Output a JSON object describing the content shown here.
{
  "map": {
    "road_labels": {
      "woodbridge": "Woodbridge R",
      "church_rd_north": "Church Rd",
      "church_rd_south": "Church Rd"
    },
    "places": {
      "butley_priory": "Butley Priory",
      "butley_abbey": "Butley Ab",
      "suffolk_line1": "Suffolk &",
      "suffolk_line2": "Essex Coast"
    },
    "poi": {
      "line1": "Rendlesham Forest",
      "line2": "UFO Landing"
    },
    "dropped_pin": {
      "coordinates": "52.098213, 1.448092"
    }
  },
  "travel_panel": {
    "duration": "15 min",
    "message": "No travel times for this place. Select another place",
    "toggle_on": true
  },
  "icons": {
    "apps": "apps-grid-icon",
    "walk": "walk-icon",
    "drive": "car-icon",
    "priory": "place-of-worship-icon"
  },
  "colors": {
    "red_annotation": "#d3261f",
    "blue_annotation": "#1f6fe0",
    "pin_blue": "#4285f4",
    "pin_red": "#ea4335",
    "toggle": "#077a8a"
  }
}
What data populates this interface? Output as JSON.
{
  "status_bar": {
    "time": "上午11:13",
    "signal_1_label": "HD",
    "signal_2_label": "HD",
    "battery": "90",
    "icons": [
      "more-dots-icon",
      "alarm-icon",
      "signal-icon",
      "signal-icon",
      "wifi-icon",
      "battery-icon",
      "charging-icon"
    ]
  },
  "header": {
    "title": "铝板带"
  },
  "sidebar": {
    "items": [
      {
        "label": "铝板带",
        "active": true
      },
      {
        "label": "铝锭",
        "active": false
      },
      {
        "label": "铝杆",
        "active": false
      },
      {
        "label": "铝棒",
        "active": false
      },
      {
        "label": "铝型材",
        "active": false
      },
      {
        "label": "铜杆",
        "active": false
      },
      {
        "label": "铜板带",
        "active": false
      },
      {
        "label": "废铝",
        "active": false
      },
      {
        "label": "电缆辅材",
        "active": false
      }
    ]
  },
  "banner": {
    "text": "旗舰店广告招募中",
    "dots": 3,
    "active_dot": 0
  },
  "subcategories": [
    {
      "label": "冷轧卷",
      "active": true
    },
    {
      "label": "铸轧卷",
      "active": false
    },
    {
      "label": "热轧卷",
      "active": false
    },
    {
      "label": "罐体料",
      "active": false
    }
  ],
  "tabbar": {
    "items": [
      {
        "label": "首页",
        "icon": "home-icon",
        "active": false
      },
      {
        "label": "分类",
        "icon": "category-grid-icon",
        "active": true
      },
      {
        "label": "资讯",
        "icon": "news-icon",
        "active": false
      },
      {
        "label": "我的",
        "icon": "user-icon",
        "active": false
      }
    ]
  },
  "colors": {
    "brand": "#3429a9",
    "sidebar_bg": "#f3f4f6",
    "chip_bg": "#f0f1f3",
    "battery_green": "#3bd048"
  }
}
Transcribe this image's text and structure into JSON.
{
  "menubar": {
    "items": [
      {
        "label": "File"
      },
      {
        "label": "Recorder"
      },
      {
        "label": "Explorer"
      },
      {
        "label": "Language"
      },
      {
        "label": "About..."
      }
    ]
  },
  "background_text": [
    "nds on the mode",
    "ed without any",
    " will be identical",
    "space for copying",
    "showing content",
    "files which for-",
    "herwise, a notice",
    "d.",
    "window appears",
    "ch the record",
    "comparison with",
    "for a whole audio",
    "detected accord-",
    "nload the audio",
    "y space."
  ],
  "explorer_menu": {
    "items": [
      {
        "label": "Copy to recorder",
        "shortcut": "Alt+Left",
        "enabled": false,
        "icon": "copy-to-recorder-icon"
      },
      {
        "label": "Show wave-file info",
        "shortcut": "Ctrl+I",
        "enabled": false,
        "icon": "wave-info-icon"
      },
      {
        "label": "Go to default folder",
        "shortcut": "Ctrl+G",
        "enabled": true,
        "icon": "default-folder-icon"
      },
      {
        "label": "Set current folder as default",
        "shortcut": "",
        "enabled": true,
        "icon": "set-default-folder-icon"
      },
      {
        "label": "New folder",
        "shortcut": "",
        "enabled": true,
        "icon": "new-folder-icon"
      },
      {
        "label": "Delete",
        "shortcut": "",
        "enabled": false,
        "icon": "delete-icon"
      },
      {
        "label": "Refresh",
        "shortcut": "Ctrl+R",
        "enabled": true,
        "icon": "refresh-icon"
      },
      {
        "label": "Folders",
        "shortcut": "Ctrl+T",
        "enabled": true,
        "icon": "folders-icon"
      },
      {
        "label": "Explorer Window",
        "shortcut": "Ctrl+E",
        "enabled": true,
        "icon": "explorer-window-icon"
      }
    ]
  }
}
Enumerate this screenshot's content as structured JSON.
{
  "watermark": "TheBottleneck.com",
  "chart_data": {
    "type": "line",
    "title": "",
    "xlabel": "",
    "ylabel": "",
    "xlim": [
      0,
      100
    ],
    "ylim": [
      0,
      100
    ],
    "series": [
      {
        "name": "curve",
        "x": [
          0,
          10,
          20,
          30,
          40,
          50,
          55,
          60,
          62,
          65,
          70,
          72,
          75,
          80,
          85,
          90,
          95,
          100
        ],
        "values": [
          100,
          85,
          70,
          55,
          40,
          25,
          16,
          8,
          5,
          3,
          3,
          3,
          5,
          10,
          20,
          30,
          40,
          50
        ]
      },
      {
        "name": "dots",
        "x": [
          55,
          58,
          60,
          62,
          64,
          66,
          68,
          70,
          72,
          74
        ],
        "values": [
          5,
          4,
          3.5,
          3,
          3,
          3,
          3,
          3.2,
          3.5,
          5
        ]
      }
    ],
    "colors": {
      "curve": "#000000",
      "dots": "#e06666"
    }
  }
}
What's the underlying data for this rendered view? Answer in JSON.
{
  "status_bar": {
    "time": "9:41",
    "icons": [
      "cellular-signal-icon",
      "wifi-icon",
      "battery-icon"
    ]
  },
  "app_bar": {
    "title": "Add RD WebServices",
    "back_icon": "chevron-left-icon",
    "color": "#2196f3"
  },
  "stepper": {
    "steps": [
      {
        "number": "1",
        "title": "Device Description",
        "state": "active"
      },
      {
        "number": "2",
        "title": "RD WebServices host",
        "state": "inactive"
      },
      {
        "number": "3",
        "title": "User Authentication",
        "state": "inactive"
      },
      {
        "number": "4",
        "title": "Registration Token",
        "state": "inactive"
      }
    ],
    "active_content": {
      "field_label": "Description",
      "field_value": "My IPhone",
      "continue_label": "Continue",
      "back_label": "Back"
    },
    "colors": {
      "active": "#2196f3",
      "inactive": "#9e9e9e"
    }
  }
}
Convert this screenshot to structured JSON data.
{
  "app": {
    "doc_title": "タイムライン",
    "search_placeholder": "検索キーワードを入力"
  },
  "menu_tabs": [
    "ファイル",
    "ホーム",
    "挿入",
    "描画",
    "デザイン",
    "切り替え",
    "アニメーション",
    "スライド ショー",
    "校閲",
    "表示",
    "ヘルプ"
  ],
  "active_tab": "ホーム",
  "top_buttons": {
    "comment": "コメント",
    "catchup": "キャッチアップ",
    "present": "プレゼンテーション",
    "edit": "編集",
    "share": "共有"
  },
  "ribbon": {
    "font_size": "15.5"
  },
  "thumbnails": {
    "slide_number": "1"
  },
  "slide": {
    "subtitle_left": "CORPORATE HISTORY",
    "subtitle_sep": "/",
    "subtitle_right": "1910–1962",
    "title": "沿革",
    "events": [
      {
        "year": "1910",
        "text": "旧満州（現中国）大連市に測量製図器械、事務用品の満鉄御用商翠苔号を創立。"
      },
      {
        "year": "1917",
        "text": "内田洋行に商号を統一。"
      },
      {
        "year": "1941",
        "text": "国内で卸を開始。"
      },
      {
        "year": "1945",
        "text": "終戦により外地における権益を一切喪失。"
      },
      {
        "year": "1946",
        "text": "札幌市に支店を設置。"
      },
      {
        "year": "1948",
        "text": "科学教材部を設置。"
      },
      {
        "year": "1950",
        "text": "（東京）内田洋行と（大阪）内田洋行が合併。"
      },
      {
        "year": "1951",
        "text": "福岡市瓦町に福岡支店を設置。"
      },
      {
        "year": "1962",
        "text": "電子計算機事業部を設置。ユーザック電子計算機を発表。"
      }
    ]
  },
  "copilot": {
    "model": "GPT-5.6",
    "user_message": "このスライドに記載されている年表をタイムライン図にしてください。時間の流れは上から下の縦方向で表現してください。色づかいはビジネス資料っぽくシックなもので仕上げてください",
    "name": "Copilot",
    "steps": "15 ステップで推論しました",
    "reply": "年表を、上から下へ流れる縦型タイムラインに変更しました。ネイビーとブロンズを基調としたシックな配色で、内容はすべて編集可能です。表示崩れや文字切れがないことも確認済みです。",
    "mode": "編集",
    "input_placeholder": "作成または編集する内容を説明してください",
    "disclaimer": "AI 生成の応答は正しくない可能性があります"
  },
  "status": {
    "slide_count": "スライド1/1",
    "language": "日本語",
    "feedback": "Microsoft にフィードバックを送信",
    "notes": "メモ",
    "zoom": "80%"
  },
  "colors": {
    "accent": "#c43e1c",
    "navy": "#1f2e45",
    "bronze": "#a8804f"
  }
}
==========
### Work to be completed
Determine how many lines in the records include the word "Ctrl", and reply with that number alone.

### Finished exercise
5